In less than a month’s time, voters in the Republic of Ireland will vote in a historic referendum on the future of the country’s stance on reproductive rights.

On 25 May, Irish citizens will decide whether or not to repeal part of their constitution, the Eighth Amendment, which outlaws abortion, even in cases of rape or incest. Abortion is currently permissible when the mother’s life is at risk.

A referendum in 1983 saw the amendment instituted, with the country affirming to protect as far as practicable the equal right to life of the unborn and the mother. Critics of the constitution say the legislation places women at risk of dangerous backstreet abortions. Around nine women travel to another country a day for the of procedure, campaigners have noted. Abortion is also severely restricted north of the border, meaning women often have to travel to northern England, an isolating and financially difficult experience.

The main group advocating repeal, Together for Yes, want to permit access to abortion up to a twelve-week limit and introduce more lenient conditions, such as rape, incest, and foetal abnormality.

The leader of the governing party, Fine Gael, has backed the repeal camp.

In a speech made in Dublin, the Irish leader Leo Varadkar urged voters to consider compassion at the polling booth. The Taoiseach said the amendment was an example of how the nation wrongs women today. “I trust women and I trust doctors,” he said, stating he wanted Ireland “to be able to look women in the eye when for too long we have looked away.”

Mr Varadkar also criticised some of the claims made by the No campaigners asking: “If we really believe the Eighth Amendment will result in five times as many women having an abortion – what does that say about us?”

The smaller parties, Sinn Fein and Labour, have also endorsed the Yes campaign. “The party I lead is a big tent; there will be no whip, no merits or demerits, just freedom of conscience,” Mr Varadkar stated.
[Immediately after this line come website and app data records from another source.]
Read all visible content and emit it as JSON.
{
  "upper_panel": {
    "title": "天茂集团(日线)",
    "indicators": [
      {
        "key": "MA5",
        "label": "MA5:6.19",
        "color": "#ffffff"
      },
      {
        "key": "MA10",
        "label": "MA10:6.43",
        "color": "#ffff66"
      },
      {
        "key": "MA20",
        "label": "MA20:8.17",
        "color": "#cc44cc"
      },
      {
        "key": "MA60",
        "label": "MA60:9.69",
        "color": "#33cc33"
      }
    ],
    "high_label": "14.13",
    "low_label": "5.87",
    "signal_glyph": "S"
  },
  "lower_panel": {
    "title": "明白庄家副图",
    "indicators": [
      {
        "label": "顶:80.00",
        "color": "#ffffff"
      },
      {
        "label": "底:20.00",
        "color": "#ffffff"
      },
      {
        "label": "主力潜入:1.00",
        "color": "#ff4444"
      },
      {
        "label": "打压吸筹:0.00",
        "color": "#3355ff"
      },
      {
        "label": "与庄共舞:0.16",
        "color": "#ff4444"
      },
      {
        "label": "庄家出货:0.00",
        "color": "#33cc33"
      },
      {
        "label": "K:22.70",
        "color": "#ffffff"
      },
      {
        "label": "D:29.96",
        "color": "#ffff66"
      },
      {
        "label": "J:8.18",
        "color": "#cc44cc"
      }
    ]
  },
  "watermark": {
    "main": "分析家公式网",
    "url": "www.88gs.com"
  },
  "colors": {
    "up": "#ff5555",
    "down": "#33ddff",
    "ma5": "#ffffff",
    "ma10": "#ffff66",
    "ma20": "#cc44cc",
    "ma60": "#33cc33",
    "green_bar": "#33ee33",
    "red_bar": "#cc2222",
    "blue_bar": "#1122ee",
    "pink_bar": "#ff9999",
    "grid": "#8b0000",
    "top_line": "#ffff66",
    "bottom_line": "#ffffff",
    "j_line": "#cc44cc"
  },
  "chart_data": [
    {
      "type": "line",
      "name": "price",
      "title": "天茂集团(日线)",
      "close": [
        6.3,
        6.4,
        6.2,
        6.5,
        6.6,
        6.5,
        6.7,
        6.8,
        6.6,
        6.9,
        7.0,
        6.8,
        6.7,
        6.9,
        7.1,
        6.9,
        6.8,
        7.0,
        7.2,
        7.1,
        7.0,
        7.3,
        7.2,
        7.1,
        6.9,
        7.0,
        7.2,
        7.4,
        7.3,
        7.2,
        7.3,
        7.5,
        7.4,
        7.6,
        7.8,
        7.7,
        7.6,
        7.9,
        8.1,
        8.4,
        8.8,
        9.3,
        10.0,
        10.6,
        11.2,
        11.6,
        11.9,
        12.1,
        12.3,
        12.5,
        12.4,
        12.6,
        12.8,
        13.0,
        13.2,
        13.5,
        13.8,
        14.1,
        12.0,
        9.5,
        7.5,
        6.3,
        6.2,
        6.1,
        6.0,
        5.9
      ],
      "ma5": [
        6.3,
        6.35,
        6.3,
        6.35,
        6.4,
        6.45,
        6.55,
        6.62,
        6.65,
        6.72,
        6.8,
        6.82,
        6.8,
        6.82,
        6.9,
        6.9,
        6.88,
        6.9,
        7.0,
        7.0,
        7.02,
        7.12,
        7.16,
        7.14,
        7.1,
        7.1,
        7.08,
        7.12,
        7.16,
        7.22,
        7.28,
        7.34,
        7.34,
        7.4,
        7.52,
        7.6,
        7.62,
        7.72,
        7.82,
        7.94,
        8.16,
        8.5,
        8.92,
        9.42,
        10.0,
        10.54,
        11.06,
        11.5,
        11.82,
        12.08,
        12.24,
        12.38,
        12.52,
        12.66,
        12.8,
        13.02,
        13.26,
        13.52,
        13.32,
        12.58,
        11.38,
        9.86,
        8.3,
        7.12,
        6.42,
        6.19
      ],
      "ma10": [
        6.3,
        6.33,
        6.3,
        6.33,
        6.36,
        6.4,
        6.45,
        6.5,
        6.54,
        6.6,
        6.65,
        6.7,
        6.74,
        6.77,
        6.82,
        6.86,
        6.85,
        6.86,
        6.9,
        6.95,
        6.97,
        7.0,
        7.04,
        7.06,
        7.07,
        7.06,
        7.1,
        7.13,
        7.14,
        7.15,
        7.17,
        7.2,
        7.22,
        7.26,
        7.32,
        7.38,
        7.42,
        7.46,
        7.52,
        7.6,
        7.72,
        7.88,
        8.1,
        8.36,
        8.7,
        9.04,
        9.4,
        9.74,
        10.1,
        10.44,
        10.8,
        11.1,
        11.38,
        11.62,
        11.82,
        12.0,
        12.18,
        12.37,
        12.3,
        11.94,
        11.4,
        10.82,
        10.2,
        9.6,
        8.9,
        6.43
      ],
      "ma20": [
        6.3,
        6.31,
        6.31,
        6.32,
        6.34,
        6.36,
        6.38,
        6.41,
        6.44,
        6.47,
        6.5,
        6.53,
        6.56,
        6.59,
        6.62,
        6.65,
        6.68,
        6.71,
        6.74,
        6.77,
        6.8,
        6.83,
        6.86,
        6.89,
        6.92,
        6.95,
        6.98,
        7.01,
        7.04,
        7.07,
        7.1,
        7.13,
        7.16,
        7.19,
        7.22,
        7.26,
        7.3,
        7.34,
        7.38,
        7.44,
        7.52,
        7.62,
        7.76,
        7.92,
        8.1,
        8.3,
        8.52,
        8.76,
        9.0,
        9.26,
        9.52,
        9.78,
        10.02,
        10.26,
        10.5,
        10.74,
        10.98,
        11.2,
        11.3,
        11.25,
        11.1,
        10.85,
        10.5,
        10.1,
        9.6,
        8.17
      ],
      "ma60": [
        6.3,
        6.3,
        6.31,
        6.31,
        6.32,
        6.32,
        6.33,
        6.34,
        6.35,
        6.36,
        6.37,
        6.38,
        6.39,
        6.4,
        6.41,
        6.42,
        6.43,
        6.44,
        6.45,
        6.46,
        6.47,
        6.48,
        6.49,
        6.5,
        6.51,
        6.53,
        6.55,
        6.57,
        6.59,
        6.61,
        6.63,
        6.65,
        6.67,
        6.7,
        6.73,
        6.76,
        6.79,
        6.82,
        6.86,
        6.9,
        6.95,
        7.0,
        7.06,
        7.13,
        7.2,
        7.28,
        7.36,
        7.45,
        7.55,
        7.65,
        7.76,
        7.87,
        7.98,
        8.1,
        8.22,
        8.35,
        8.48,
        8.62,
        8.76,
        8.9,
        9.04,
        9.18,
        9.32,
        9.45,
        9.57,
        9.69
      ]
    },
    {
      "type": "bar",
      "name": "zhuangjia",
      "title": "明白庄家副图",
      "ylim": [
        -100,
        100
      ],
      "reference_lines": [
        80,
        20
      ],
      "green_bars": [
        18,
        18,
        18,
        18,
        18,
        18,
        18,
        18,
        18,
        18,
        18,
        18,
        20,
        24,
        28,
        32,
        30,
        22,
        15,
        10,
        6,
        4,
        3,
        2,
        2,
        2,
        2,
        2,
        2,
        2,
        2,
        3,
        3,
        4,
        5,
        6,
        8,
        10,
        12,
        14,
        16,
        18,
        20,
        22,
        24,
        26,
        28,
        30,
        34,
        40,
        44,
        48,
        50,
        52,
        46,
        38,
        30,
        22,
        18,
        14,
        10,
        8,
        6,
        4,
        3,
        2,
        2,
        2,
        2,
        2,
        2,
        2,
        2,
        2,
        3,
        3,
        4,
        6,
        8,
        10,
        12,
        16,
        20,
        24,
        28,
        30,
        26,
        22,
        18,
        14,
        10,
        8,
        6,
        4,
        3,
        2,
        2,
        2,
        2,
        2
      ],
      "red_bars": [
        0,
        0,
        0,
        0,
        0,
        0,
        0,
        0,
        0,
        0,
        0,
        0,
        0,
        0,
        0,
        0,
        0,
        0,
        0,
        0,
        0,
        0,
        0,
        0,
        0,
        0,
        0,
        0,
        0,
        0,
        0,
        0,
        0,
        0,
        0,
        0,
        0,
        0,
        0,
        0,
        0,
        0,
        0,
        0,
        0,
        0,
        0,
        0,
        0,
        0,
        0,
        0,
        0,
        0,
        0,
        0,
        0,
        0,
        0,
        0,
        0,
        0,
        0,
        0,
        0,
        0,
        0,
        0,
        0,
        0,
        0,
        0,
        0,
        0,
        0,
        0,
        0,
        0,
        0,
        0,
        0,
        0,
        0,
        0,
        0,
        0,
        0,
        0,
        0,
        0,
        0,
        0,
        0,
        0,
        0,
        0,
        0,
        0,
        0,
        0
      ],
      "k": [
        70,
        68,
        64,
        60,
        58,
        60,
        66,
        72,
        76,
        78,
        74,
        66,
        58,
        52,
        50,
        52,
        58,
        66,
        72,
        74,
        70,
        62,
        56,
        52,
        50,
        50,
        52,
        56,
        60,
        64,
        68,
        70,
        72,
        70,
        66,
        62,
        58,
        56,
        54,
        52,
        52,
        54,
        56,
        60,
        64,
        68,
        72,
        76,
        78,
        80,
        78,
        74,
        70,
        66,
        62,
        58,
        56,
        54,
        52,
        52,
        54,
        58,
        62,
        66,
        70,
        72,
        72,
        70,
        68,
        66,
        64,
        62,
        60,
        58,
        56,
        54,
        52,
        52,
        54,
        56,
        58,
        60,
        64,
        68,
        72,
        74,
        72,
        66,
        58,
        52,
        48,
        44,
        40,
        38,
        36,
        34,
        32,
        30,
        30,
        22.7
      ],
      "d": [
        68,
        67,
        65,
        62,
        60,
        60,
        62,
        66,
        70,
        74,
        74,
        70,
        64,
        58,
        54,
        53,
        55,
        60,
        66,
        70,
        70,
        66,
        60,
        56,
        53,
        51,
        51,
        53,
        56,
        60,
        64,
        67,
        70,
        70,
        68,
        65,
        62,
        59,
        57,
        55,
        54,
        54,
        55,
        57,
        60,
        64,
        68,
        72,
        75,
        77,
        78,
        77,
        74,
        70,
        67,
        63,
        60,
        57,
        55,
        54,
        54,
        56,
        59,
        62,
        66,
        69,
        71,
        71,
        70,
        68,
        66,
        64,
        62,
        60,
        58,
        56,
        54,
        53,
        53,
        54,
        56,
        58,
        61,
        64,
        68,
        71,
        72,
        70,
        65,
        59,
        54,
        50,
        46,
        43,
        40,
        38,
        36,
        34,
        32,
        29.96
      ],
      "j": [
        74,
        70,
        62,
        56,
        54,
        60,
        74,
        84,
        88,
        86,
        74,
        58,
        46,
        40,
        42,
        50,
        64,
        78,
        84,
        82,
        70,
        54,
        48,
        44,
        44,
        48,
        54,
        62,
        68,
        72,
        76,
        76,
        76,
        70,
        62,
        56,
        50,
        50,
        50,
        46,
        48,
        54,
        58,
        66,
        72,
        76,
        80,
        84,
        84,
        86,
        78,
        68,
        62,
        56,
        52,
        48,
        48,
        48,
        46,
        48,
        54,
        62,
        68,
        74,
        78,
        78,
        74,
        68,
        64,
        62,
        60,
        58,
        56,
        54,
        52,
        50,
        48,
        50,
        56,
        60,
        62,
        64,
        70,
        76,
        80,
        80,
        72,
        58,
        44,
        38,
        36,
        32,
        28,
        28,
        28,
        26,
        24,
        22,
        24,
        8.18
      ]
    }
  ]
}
Fine Gael politicians who have broken the party line by either opposing or reserving their stance on the referendum include 13 of the party’s 15 ministers of State.

Almost half of people surveyed for a Behaviour & Attitudes/Sunday Times poll said they wanted the amendment to be repealed. 29 percent said they did not want repeal, and 21 percent said they were unsure.

Despite this public support, the debate is controversial and emotionally charged. Tensions peaked last week with the removal of a pro-choice mural in Dublin, which Yes campaigners have dubbed as censorship.

The Catholic Church has been advocating for its members to vote No in the ballot, describing the impact of repeal as ushering in “unrestricted access to abortion”. Both the Church of Ireland primate, Archbishop Richard Clarke, and the Archbishop of Dublin, Michael Jackson, said ending pregnancies “at any stage” was “not an ethical position we can accept”. This is the church’s long-standing position.